My conclusion to my brief sixty second assessment, we would be in deep trouble depending on the length of the outage and the ability of our provider to get us back up. Xplor’s email system is in the cloud as well as our event registration, website and members hub, which is just about all of Xplor.  We backup our database but if the rest goes down it is still a really big  problem.

Wozniak Agrees?

In further researching I read an interesting article the other day by Steve Wozniak regarding the cloud that made me think. In the article he stated “The more we transfer everything onto the web, onto the cloud, the less we’re going to have control over it. With the cloud, you don’t own anything. You already signed it away.”  Read the article.

The term that really caught my attention was You already signed it away.”  Yes, that is what we often do when we check that terms and conditions box in addition to absolving the provider of most if not all liability.

The Need to Ask Questions

What if your cloud provider goes out of business, is a victim of hackers or cyber terrorists. What are their safeguards? How do you get back up and running?  How do you recover? What is their liability?

Xplor as an organization is going to be asking the three vendors that control our “clouds” these questions.

So how does your organization handle the cloud and the people you entrust with your information?

What if there was not a cloud in the sky? I am curious to hear your views.

 

 

Are We Sacrificing Sales For Convenience?

A Mobile App or The Hot Dog Guy

One of the big joys in my life is attending sporting events whether it  baseball, football, hockey, arena football. There are some things I love and I hate about the experience.

Baseball• I LOVE to sit in the stands, do the wave, eat a hot dog and drink a beer
• I HATE to have to get up and stand in line for a hotdog and a beer
• I LOVE to sit in my seat and buy a hotdog and beer from one of the vendors
• I HATE when they pass my hotdog down the row and 10 people have their hands on it
• I LOVE not getting out of my seat, so I get over it them passing my hot dog

Throw the Hot Dog Guy Out

What if you had a mobile app that allowed you to sit in your seat key in your section and seat number and order whatever you want and it will be delivered to you right where you sit?  Payment is automatic, including the tip and posted to your account. No fuss no muss.

You don’t have to wait for a vendor to come by to remind you that you need another beverage or that your daughter wants cotton candy.

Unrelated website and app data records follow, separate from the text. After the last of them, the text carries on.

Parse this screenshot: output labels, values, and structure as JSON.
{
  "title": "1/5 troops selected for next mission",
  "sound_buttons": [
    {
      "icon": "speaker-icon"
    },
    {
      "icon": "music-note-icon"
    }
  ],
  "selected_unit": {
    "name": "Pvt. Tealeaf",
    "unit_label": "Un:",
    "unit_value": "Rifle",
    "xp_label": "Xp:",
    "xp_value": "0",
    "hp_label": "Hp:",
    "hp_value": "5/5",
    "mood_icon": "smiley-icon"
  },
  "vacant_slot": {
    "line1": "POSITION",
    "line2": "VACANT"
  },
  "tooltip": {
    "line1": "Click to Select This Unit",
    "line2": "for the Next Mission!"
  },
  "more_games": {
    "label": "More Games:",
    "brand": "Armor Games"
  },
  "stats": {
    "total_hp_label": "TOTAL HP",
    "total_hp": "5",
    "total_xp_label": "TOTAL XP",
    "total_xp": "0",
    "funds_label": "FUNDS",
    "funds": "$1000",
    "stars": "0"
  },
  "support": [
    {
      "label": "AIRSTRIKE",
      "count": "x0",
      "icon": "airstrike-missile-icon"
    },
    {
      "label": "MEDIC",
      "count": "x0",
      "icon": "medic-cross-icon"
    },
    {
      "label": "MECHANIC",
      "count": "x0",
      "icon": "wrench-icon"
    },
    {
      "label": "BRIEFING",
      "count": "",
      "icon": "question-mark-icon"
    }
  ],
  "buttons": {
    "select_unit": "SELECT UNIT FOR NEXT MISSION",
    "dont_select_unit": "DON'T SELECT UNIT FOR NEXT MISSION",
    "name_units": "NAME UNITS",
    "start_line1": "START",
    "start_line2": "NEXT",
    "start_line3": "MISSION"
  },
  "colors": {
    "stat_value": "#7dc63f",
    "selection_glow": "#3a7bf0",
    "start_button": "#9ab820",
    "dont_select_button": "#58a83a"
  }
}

Would you download such an app? Well it’s currently being tested at Yankee Stadium in New York in Section 130 and is also being used in stadiums in Ireland and Australia. It seems just a matter of time to invade the US sports scene unless fans reject it …. which we should.  Click here to check out the whole story

Enough is Enough!

I know I said I hated to get up and stand in line but that is why they have the hot dog and beer vendors. These folks are going to lose their job. And what about the cotton candy guy making me look like a hero when she says “Daddy can I have some cotton candy, pleeeeaaaasseee” and she gives me a kiss on the cheek.

What are the owners thinking? How would I know I needed that second beverage, that bag of peanuts or a second hotdog if those wonderful vendors did not remind.

In my mind they are making a mistake and are going to lose money.  Am I going to download the app? I don’t think so. Are you?

Enhanced by Zemanta